The first recorded instance of pest control dates from around 2500BC when the Sumerians used sulphur to control insects. In 1000BC Homer, the Greek poet, also described its use for getting rid of house pests and much later the Romans used sulphur to protect their crops from pests.
There was very little knowledge about the best (most effective) means of pest control. Most methods used at the time were generally based on hearsay or superstition – people believed pests were evil and sent as a punishment from God.
In 1200BC China, Predatory ants, were used to protect citrus groves from caterpillars and wood boring beetles. It is said that ropes or bamboo sticks were tied between adjacent branches, to provide the ants with easy access from one plant to the next.
In 440BC Ancient Egypt, fishing nets were used to cover beds and homes at night as protection from mosquitoes and for crop protection, lines of human drovers were organised to repel swarms of locusts.
Pythagorus, the Greek philosopher and mathematician, was credited with clearing malaria from a Sicilian town during the 6th century B.C. by instructing its residents to drain the marshes (standing water is ideal breeding site for mosquitoes!).
For a long time people only had natural control methods at their disposal to repel pests. In 70AD, Pliny the Elder, wrote Natural History in which he advocated the use of natural chemicals for insect control. These included the use of mint (Mentha pulegium) spread over floors in houses to control fleas, and the use of wormwood (Artimesia absinthium L.) in a dried or powder form to repel moths and fleas.
A less conventional approach was taken during 1320, when the cockchafers (as a species) were taken to court in Avignon where they were ordered to leave town and relocate to a specially designated area, or be outlawed. All cockchafers who failed to comply were collected and killed.
In the early 1700’s Franz Ernst Brückmann, a German physician, designed the first mechanical traps for various insects, including flea traps. Apparently, flea traps became quite the fashion accessory due to their ornate design often crafted from ivory or silver.
Later, thanks to the work of the Swedish botanist and taxonomist Carolus Linnaeus in 1758, who catalogued and named many pests, the interest in pests really took off.

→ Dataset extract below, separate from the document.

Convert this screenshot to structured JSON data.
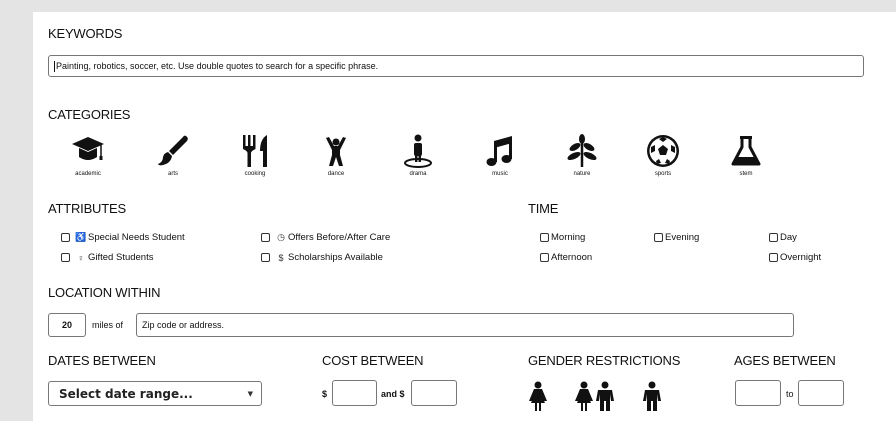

As the intensity and the scale of agricultural farming increased, so too did the need and reliance on effective pest control to protect crops and yet it wasn’t until the 20th century that pest control began to emerge as a credible and highly valued profession.
In 1921 the first crop-spraying aeroplane was employed and in 1962 flying insect control was revolutionized when Insect-o-cutor started selling fly killer machines using ultra violet lamps.
Today, pest control remains as important in protecting our crops, homes and businesses as ever. As our years of experience, knowledge and understanding of pests increase, so do our pest control treatments and products. In many ways, modern pest control advocates pest prevention as the best form of pest control, as the old saying goes “Prevention is better then cure”.